I scanned the tree, studying the pattern of the cut, the fissures along the surface of the bark. I couldn't help but smile. You know how some people see a statue in a block of stone? I can look at a fallen tree and see its whole sad story. Where it's overburdened. Where it's still strong. You need to prune it with care, trimming away the branches and the rubble. Give it a little hope.

"What the fuck are you doing up there?" Robbie yelled. Mrs. Scallon's kid popped his head out the window.  "Stop thinking of your boyfriend and get to work!"
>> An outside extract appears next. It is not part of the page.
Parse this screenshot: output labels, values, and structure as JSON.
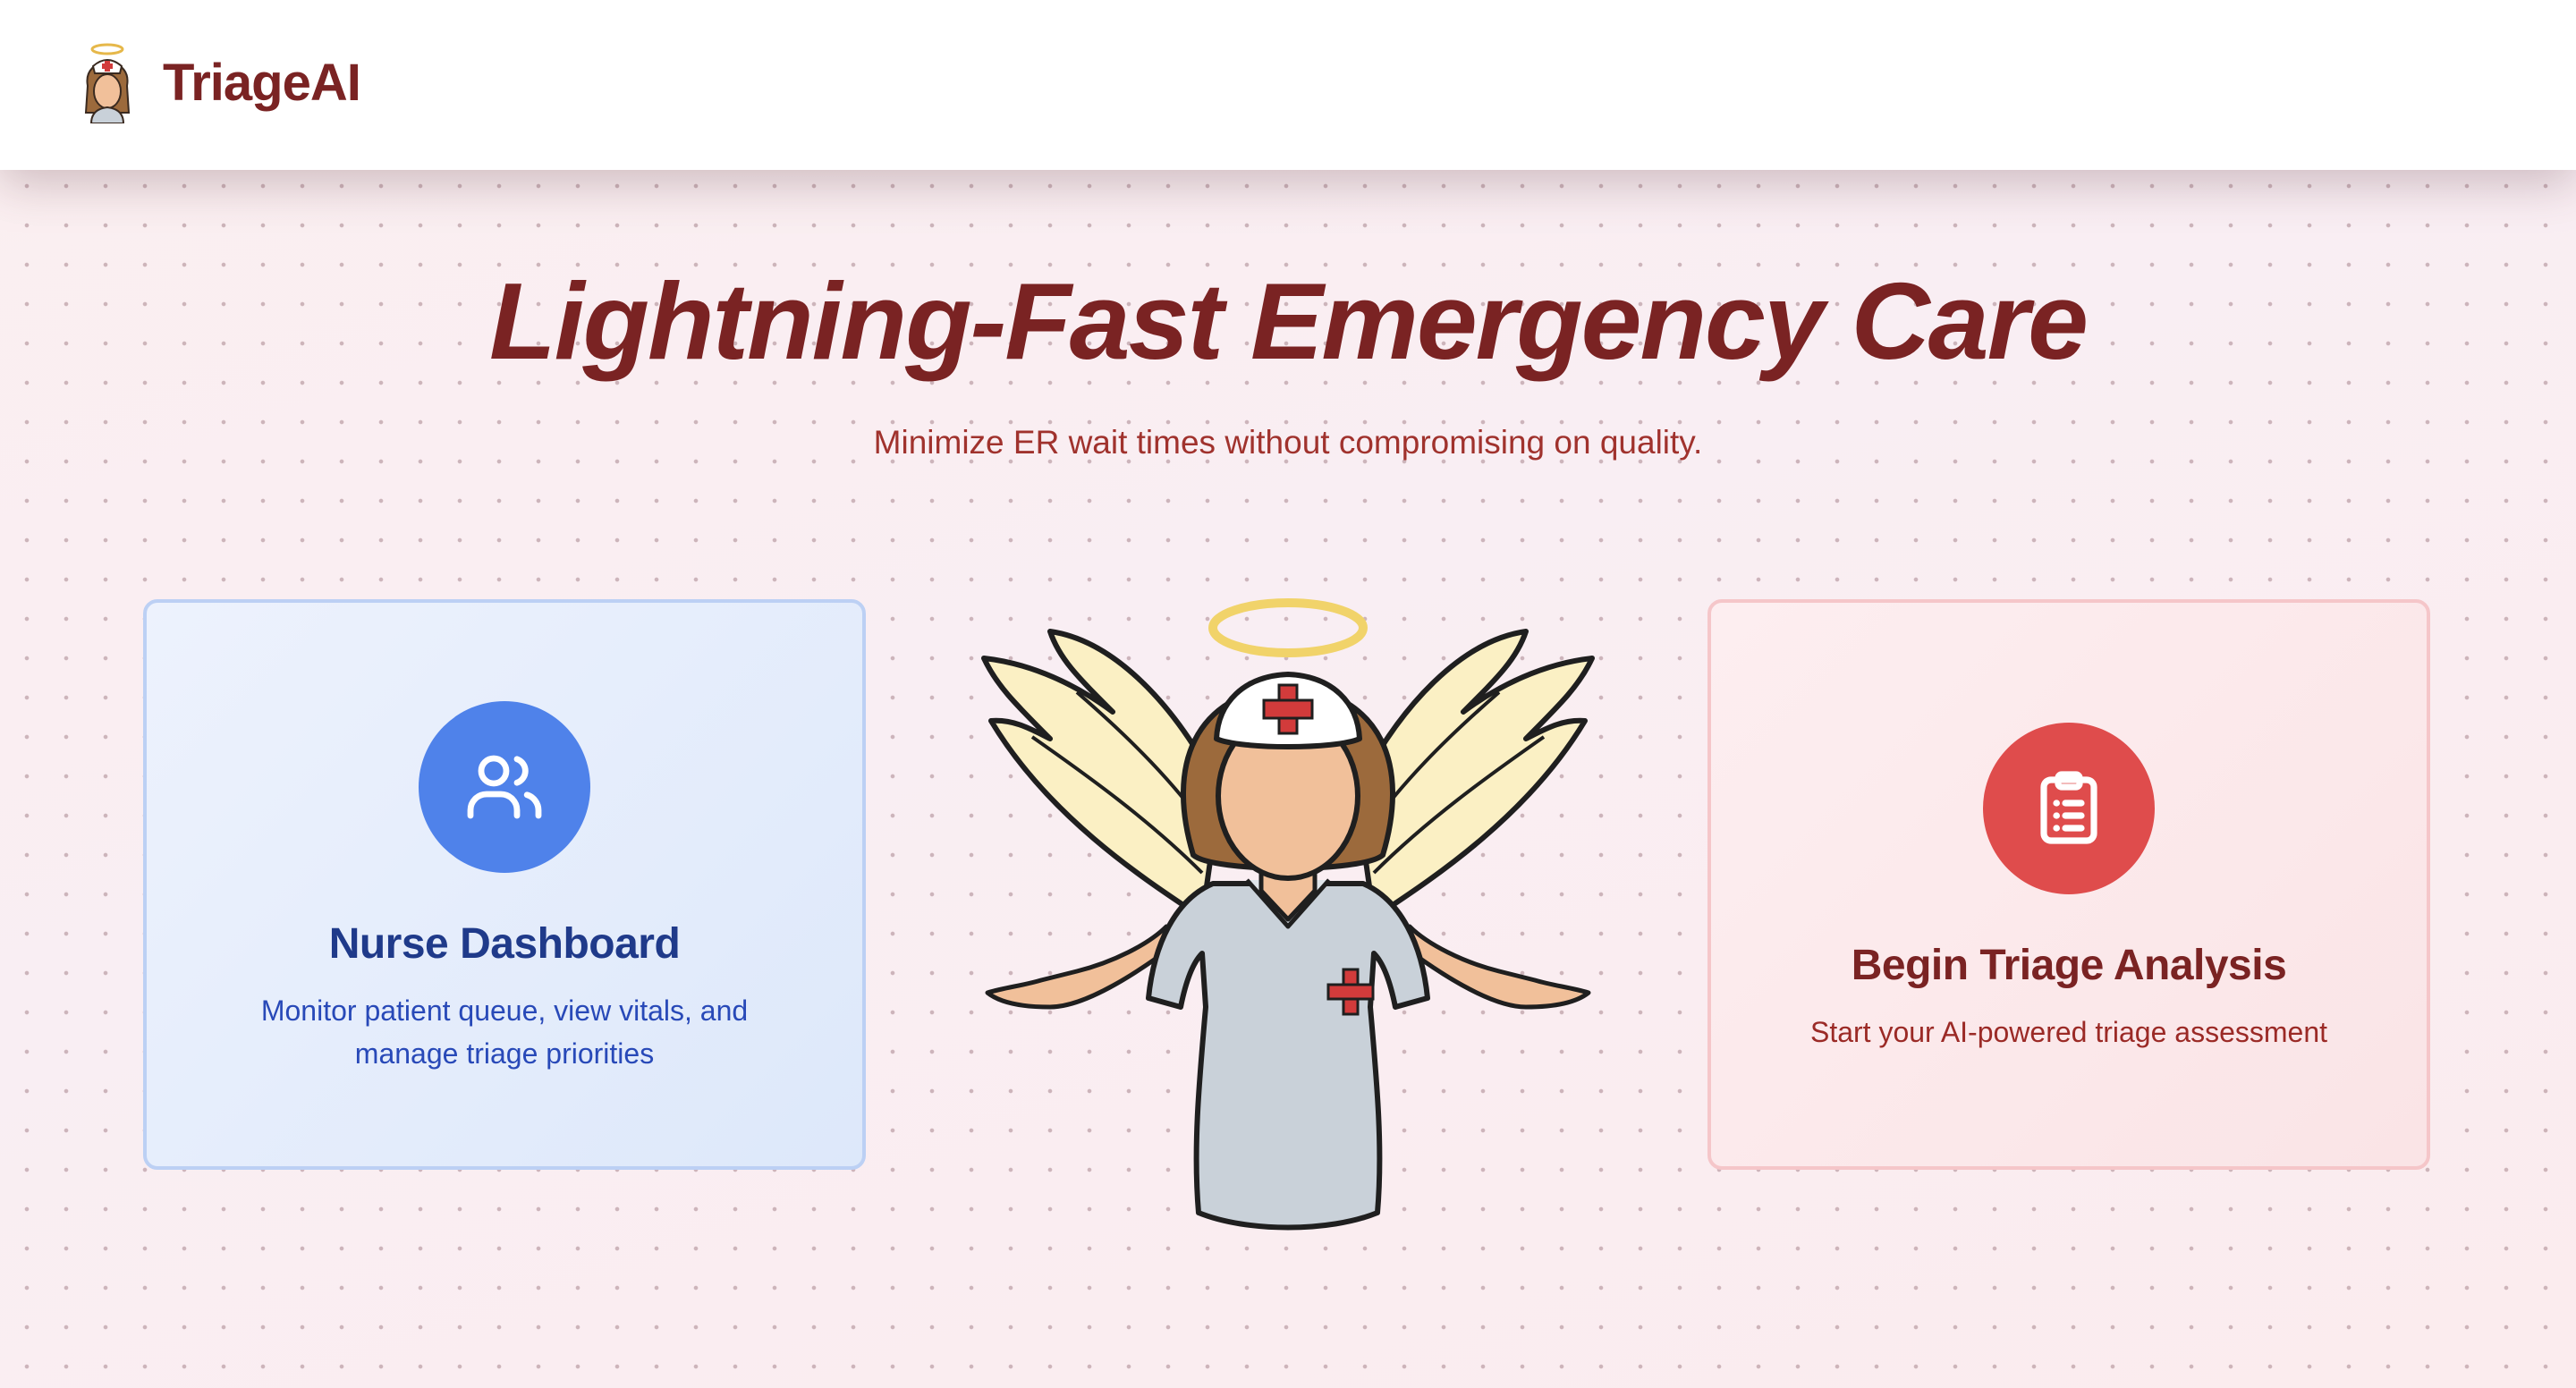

I jerked my head, my gloved hands clamped into fists. The only thing stopping me from telling the fat fuck where to shove his chainsaw was the kid, still looking out the window. His little hands were cupped under his chin, staring at the Bobcat as if it was made of magic and chocolate bars.

Kids. They don't need any pruning yet. They just bend in the wind.

They'll learn soon enough.

For the sake of the kid, I didn't beat Robbie's ass. I cleared the tree, and then cleared three more. At the end of the day, I took his goddamn money.

I promised myself not to piss it all away. Again.

You see, I'm getting out of here. It's pruning season.


13 comments:

Andrea (ace1028) said...

I loved it. Every effing word! I loved the hidden meaning, the tone, and the way the character changed and held back a reaction because of the kid. And the way a tree meant something so different. Great stuff!

Jackie said...

Great job! I found that it was easy to read, see the details in my head, and hear his voice.... kinda of a southern drawl to it. Maybe I'm wrong but that's what I heard!

Formerly known as Frau said...

Love it .....I love how you write where I can visualize the story and the characters perfectly.

CDG said...

My favorite part is the deep and very authentic affection the narrative voice has for Eli. He appears as he is, rough and damaged, but accepted.

He's a great character.

tsonodablog said...

Love your story from a man's POV. Your subject knowledge is really good and that makes the imagery even more compelling and clear. You got some mad skills, m'lady.

Kim said...

I like the complexity of this guy. He knows stuff but he's also got some problems. Friend, you write fiction well. I loved that you took the male perspective here.

(Florida) Girl said...

This is such a convincing narrative voice. Layered. Complicated. Raw. I loved it.

Elaine A. said...

You're an amazing storyteller. How you GET IN the mind of this young man is just unreal to me. I love that the simple word "jeans" made you write this.

angela said...

Eli's voice is incredible. I feel like I can see him, and you haven't included any physical descriptions, except that he's skinny. This was my favorite line, though:

Kids. They don't need any pruning yet. They just bend in the wind.

Bekah said...

This guy's a diamond in the rough, huh? Hope life works out for him.

Kristy said...

I love the image of that little boy - looking at it all with wonder in his eyes.

Julie said...

My favorite part is the way he looks at the tree - like a statue waiting to be freed from stone.

Giving it hope.

Don't we all want to be set loose from the rubble?

Pruning, indeed.

p.s. Congratulations on your new role at Write on Edge, lady. Bring on the words!

Kyria @ Travel Spot said...

I love this. You have really captured Eli well. I see him in my mind's eye as clear as day. He is tough and sweet all at the same time. He is likable, albeit gruff.

You did a great job!